Where, as here, an arbitration clause satisfies both requirements of Willie Gary, a court is required to make a "preliminary evaluation of whether the arbitration clause even arguably covers the underlying dispute." The court evaluates whether there is a "colorable basis for the court to conclude that the dispute is related to the agreement." The court's analysis is "very limited" and a "low threshold" is applied. If there is "a colorable, 'non-frivolous argument that the underlying dispute'" should be resolved through arbitration under the agreement, then substantive arbitrability must be decided by an arbitrator.
In the instant case, by disputing the interpretation of the "Collection Actions" exception, the parties seek to have the Court determine whether Plaintiff's claims are "collection matters related to monies owed by [Defendant]."Such a determination would amount "to deciding substantive arbitrability, thereby circumventing the very purpose of Willie Gary, which is to effectuate the clear intent of parties to [submit substantive arbitrability to an arbitrator], when such intent is shown."
Defendant asserts that Plaintiff's claims are predicated on rights and obligations under the Agreement, which an arbitrator should interpret. Defendant has presented a colorable, non-frivolous argument that the underlying dispute should be resolved through arbitration. Therefore, the parties' dispute as to the interpretation, scope, and applicability of the alternative dispute resolution procedures and the "Collection Actions" exception must be decided by an arbitrator – not the Court. To the extent that there is any basis to doubt that the exception for "Collection Actions" is "not so obviously broad and substantial, " pursuant to McLaughlin v. McCann the Court will "defer to arbitration, leaving to the arbitrator to decide what is or is not before her."
Therefore, because the Agreement contains an arbitration clause which references the AAA rules empowering an arbitrator to decide substantive arbitrability and the arbitration clause generally provides for arbitration of all disputes (with two limited exceptions), the parties are deemed to have agreed to have an arbitrator decide substantive arbitrability.
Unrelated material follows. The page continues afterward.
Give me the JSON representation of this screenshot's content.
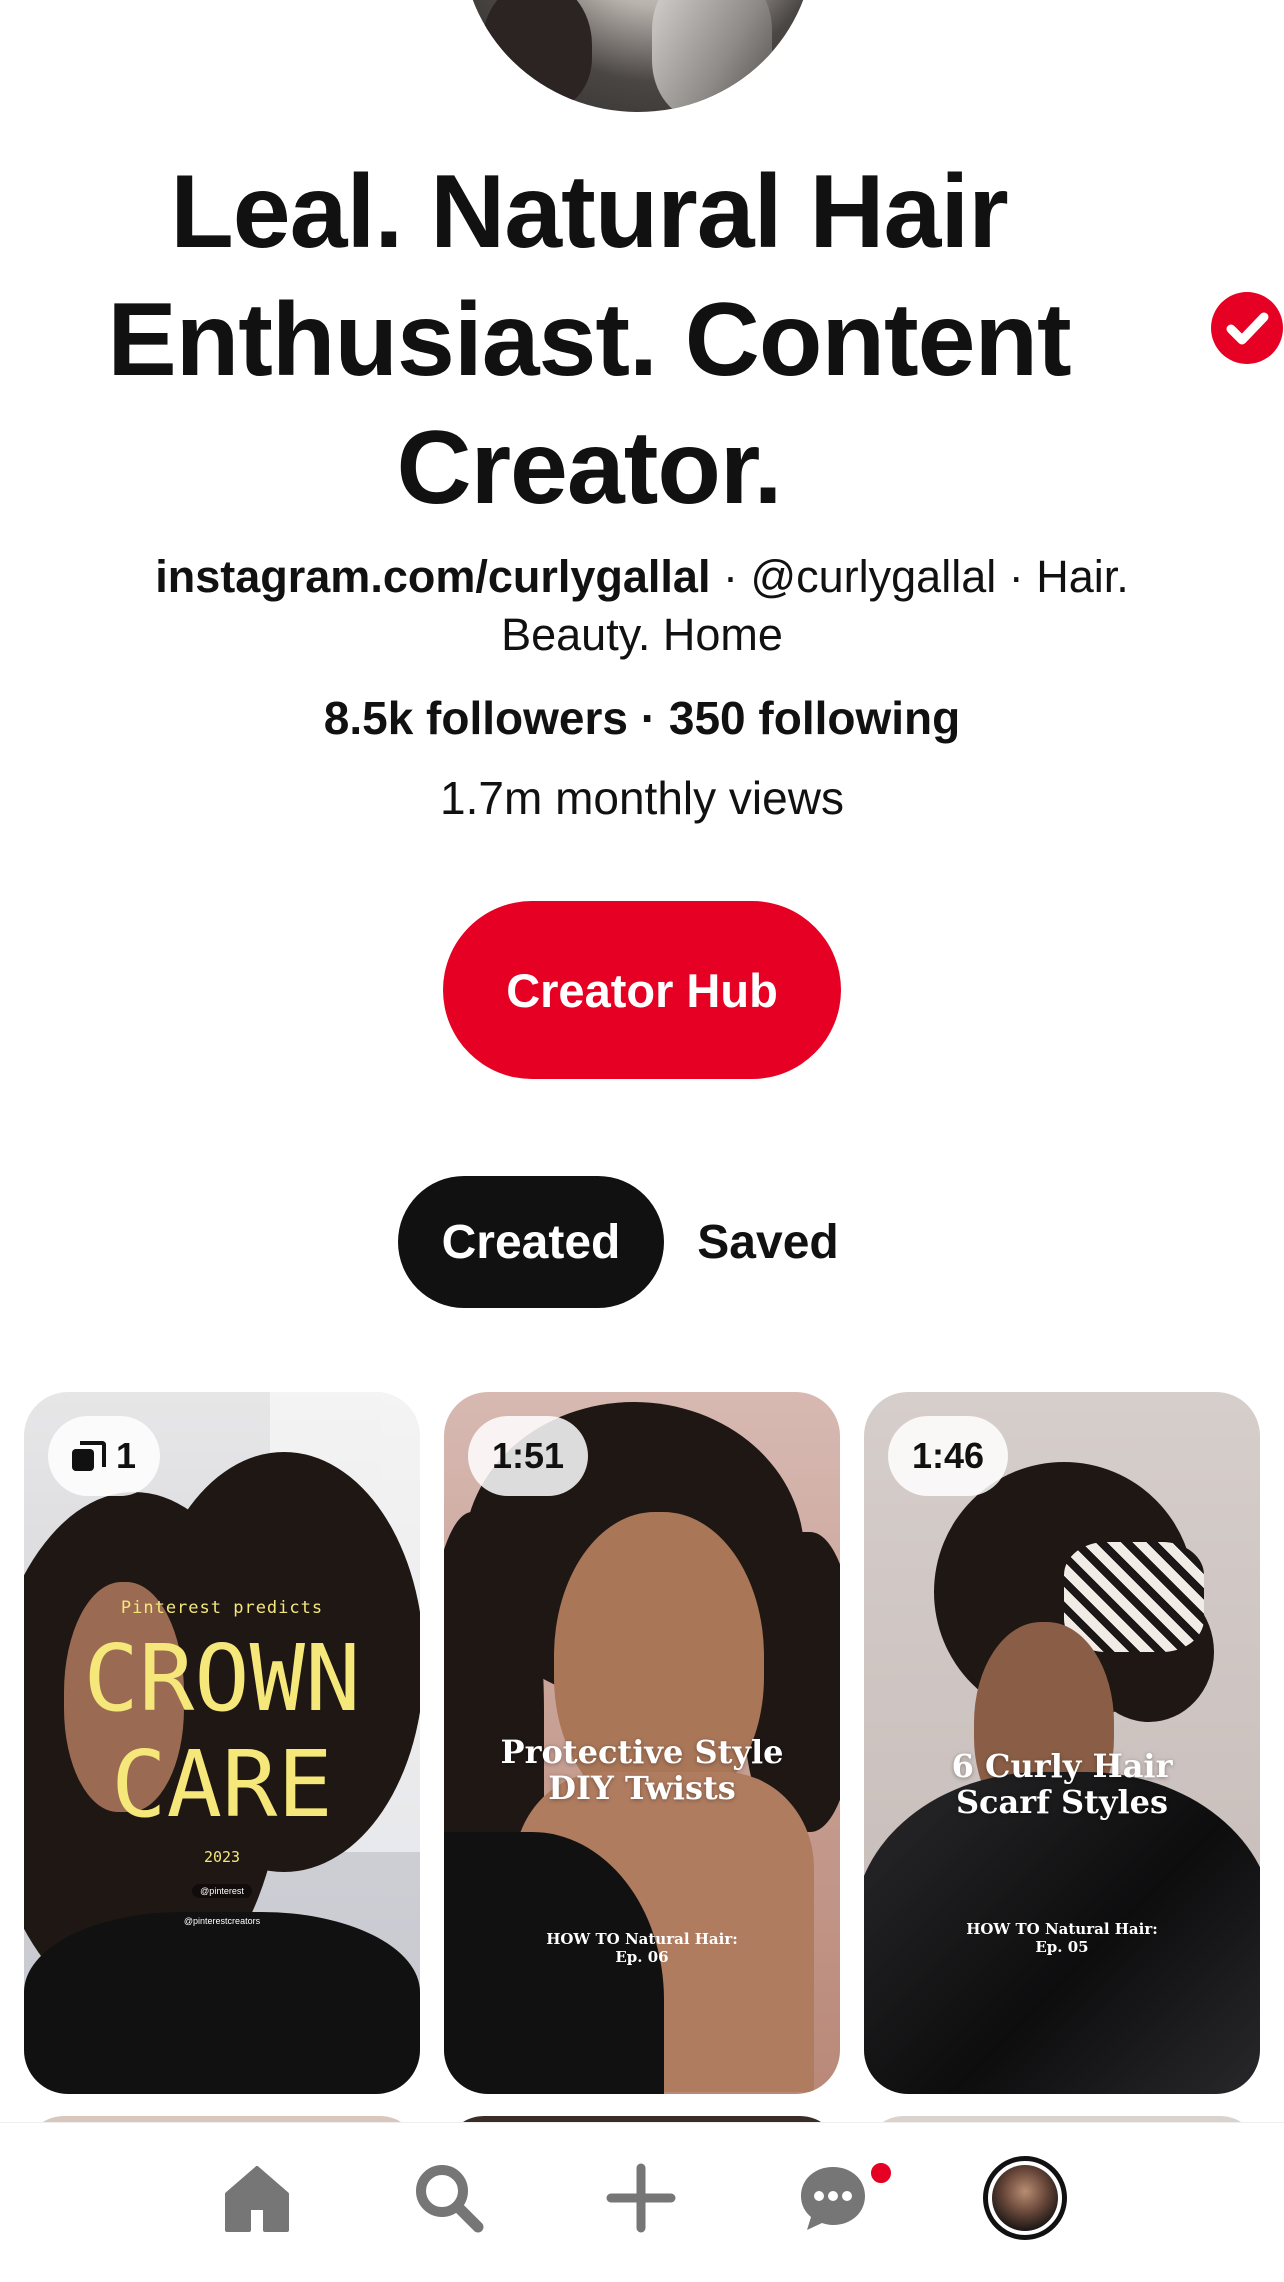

Neither of the Agreement's two exceptions overcomes the heavy presumption that the parties intended an arbitrator to decide substantive arbitrability when they agreed to incorporate the AAA rules in their Agreement.
Because the underlying dispute is arguably related to the Agreement and Defendant has presented a colorable, non-frivolous argument that Plaintiff's claims should be resolved through alternative dispute resolution in accordance with the Agreement, the parties' substantive arbitrability dispute must be resolved by an arbitrator rather than the Court. However, "nothing in this opinion is intended to express a view on the underlying merits or on what determination the arbitrator should make about [substantive] arbitrability."
For the foregoing reasons, the Court finds that the Agreement empowers an arbitrator to decide substantive arbitrability and consequently, the Court does not have the power to determine whether the Agreement's alternative dispute resolution procedures apply to Plaintiff's claims. The parties' dispute as to the interpretation, scope, and applicability of the "Collection Actions" exception in the Agreement must be resolved by an arbitrator. Accordingly, Defendant's Motion to dismiss is hereby GRANTED. The Complaint is dismissed without prejudice. If an arbitrator determines that Plaintiff's claims are not subject to arbitration, then Plaintiff shall have leave to re-file its Complaint.
IT IS SO ORDERED.